Trauma-focused cognitive-behavioral therapy is the most popular psychotherapy currently used to combat PTSD. Although trauma-focused cognitive-behavioral therapy has been shown to be effective, not everyone can access this kind of talking therapy, so many people suffering from PTSD still need prescribed medications. The existing drugs approved for PTSD are not always effective and may actually have adverse effects. Due to this fact, the medical field is quickly trying to identify new treatments.
The number of people who have turned to cannabinoids to treat PTSD is quickly growing, as it is an approved treatment for this disorder in most states in the USA permitting medical cannabis. Cannabinoids, which are made up of tetrahydrocannabinol (THC) and cannabidiol (CBD), can change how the brain processes a person’s memories. These cannabinoids will act as a in-built endocannabinoid system for the brain, a system that also regulates other brain functions affected by PTSD.
The research team for this study conducted a systematic review assessing the quality of any previous study where an individual suffering from a PTSD diagnosis uses a cannabinoid to reduce their symptoms, whether it be smoked cannabis, THC, CBD or a synthetic cannabinoid called nabilone. Researchers found only 10 studies that met their requirements and criteria, each of the 10 proving to have a high risk of bias due to sample size, lack of a control group or placebo, short follow up times, inconsistencies in reporting, and retrospective study design.
Researchers say that there are still many unanswered questions in regard to safety and efficacy of cannabis-based medications for PTSD.

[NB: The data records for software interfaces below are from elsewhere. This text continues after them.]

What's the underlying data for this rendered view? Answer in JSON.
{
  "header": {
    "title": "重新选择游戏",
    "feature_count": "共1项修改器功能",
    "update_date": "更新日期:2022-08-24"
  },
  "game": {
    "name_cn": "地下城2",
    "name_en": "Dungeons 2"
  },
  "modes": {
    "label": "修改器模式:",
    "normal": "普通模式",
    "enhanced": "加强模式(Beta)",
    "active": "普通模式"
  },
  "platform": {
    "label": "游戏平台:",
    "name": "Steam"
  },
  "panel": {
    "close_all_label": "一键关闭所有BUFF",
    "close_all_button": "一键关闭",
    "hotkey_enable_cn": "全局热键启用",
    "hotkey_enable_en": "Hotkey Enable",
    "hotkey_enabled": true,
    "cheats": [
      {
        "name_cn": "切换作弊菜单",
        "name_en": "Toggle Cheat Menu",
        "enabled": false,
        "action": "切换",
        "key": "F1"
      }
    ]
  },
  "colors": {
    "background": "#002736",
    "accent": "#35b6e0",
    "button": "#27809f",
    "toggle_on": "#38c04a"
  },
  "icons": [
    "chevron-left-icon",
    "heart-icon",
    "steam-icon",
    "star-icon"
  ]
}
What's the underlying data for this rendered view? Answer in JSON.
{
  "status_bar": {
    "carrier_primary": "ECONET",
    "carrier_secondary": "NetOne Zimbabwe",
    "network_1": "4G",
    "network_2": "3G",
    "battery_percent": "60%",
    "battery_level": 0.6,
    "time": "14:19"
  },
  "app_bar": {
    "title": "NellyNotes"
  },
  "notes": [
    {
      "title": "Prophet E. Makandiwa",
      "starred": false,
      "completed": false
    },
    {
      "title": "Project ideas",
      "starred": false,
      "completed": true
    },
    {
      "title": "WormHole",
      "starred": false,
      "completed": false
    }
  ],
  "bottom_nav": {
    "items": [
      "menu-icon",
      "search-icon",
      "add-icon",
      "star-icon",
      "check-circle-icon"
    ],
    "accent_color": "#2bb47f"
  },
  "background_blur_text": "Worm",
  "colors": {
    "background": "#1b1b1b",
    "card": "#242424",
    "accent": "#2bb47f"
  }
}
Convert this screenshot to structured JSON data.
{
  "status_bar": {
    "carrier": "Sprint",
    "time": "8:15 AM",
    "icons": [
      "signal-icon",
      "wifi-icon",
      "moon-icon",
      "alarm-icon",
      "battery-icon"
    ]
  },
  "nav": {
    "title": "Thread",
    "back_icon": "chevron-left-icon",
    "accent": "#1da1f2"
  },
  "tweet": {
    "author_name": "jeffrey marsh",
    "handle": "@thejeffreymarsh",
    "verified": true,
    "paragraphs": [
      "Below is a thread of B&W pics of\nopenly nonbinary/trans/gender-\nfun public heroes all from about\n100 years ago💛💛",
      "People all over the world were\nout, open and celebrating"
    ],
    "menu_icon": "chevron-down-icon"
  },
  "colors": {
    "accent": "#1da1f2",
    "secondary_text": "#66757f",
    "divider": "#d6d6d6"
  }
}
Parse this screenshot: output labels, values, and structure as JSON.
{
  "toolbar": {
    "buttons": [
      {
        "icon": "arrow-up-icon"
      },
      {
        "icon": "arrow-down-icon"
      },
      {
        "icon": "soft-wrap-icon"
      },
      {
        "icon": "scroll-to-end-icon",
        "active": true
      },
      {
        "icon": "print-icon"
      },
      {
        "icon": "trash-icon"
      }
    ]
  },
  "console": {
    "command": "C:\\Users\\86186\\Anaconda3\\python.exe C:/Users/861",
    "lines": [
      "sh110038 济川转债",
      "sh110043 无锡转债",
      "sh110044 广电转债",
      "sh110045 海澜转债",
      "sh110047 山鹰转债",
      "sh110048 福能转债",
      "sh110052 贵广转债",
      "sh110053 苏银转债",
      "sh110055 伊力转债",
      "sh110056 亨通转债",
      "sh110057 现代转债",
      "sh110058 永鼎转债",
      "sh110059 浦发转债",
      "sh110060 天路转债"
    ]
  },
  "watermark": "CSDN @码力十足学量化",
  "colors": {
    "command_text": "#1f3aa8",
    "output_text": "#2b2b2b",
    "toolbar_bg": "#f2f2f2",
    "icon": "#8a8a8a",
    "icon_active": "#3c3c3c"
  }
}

"Based on the evidence, we cannot yet make any clinical recommendations about using cannabinoids to treat PTSD. Current prescribing of cannabinoids for PTSD is not backed up by high quality evidence, but the findings certainly highlight the need for more research, particularly long-term clinical trials," said the study's senior author, Dr Michael Bloomfield (UCL Psychiatry and the Traumatic Stress Clinic, St Pancras Hospital).